• What needs to be done
Scan the entries and copy each line where the word "mujeres" is present.

--

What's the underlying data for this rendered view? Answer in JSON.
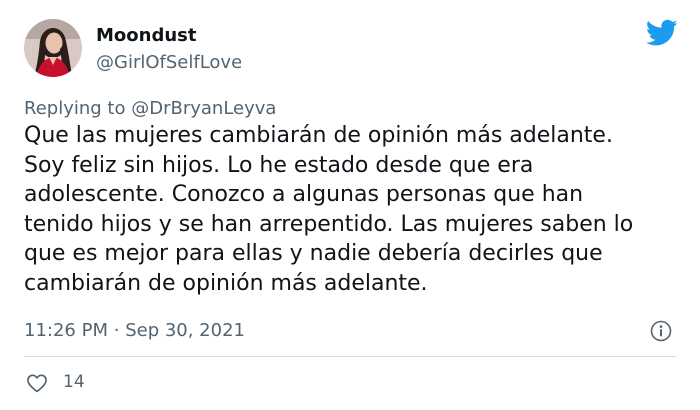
{
  "author": {
    "display_name": "Moondust",
    "handle": "@GirlOfSelfLove",
    "avatar_icon": "profile-photo-avatar"
  },
  "brand": {
    "icon": "twitter-bird-icon",
    "color": "#1d9bf0"
  },
  "reply": {
    "prefix": "Replying to",
    "mention": "@DrBryanLeyva"
  },
  "tweet": {
    "lines": [
      "Que las mujeres cambiarán de opinión más adelante.",
      "Soy feliz sin hijos. Lo he estado desde que era",
      "adolescente. Conozco a algunas personas que han",
      "tenido hijos y se han arrepentido. Las mujeres saben lo",
      "que es mejor para ellas y nadie debería decirles que",
      "cambiarán de opinión más adelante."
    ]
  },
  "meta": {
    "time": "11:26 PM",
    "separator": "·",
    "date": "Sep 30, 2021",
    "info_icon": "info-icon"
  },
  "engagement": {
    "like_icon": "heart-icon",
    "likes": "14"
  },
  "colors": {
    "text": "#0f1419",
    "secondary": "#536471",
    "divider": "#d8dee4"
  }
}
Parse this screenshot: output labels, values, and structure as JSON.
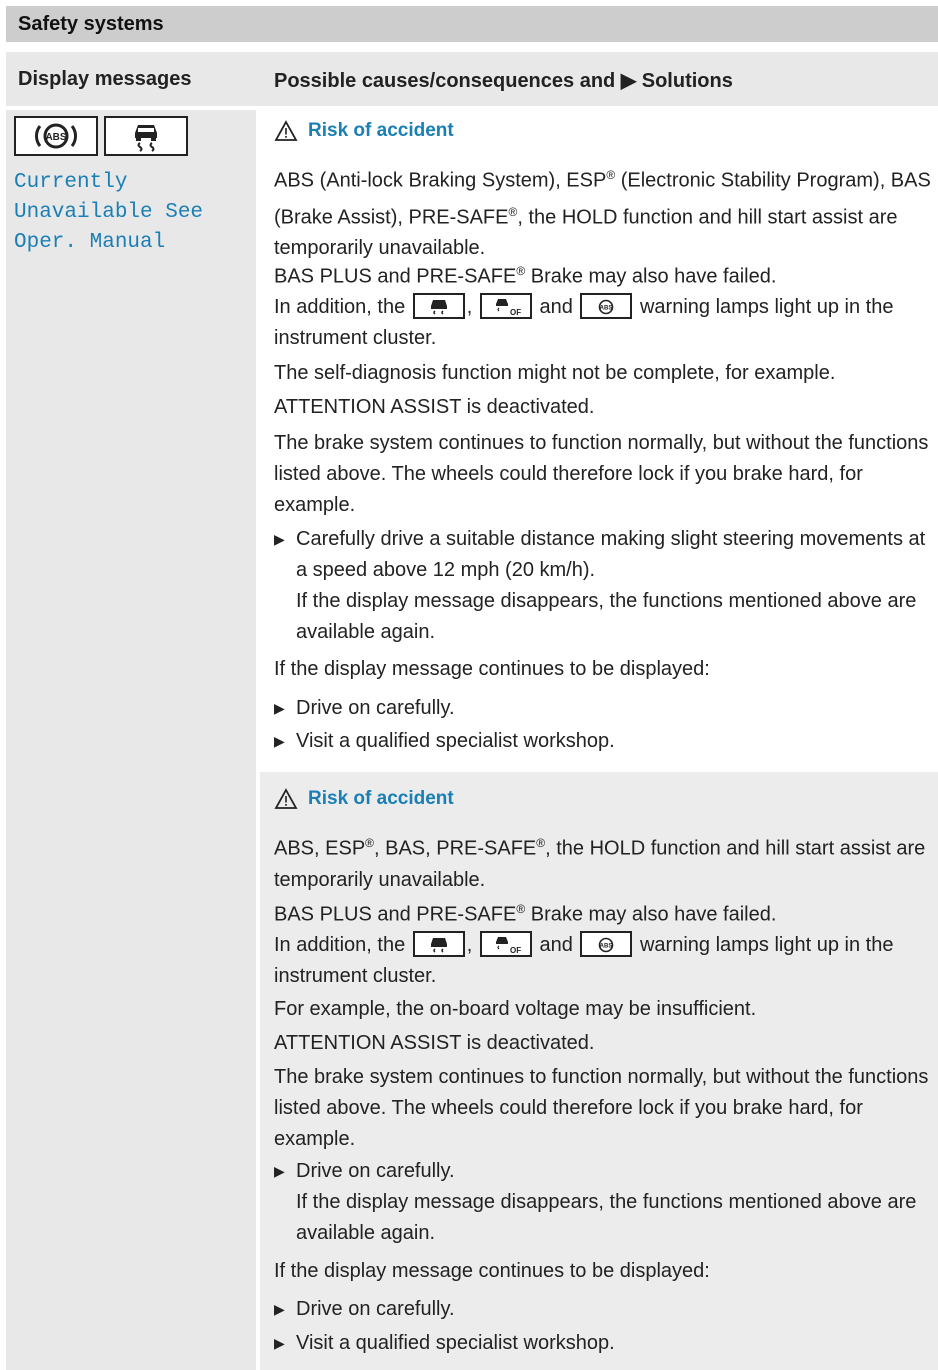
{
  "header": {
    "title": "Safety systems"
  },
  "columns": {
    "left": "Display messages",
    "right": "Possible causes/consequences and ▶ Solutions"
  },
  "left": {
    "icons": [
      "abs-icon",
      "esp-skid-icon"
    ],
    "message_lines": [
      "Currently",
      "Unavailable See",
      "Oper. Manual"
    ]
  },
  "section1": {
    "warning_title": "Risk of accident",
    "p1": "ABS (Anti-lock Braking System), ESP® (Electronic Stability Program), BAS (Brake Assist), PRE-SAFE®, the HOLD function and hill start assist are temporarily unavailable.",
    "p2": "BAS PLUS and PRE-SAFE® Brake may also have failed.",
    "lamp_prefix": "In addition, the",
    "lamp_sep1": ",",
    "lamp_sep2": "and",
    "lamp_suffix": "warning lamps light up in the instrument cluster.",
    "p4": "The self-diagnosis function might not be complete, for example.",
    "p5": "ATTENTION ASSIST is deactivated.",
    "p6": "The brake system continues to function normally, but without the functions listed above. The wheels could therefore lock if you brake hard, for example.",
    "b1": "Carefully drive a suitable distance making slight steering movements at a speed above 12 mph (20 km/h).",
    "b1_note": "If the display message disappears, the functions mentioned above are available again.",
    "p7": "If the display message continues to be displayed:",
    "b2": "Drive on carefully.",
    "b3": "Visit a qualified specialist workshop."
  },
  "section2": {
    "warning_title": "Risk of accident",
    "p1": "ABS, ESP®, BAS, PRE-SAFE®, the HOLD function and hill start assist are temporarily unavailable.",
    "p2": "BAS PLUS and PRE-SAFE® Brake may also have failed.",
    "lamp_prefix": "In addition, the",
    "lamp_sep1": ",",
    "lamp_sep2": "and",
    "lamp_suffix": "warning lamps light up in the instrument cluster.",
    "p4": "For example, the on-board voltage may be insufficient.",
    "p5": "ATTENTION ASSIST is deactivated.",
    "p6": "The brake system continues to function normally, but without the functions listed above. The wheels could therefore lock if you brake hard, for example.",
    "b1": "Drive on carefully.",
    "b1_note": "If the display message disappears, the functions mentioned above are available again.",
    "p7": "If the display message continues to be displayed:",
    "b2": "Drive on carefully.",
    "b3": "Visit a qualified specialist workshop."
  },
  "colors": {
    "accent": "#1a7fb5",
    "header_bg": "#cdcdcd",
    "panel_bg": "#e8e8e8"
  }
}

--

• Written answer
      "Que las mujeres cambiarán de opinión más adelante.",
      "tenido hijos y se han arrepentido. Las mujeres saben lo",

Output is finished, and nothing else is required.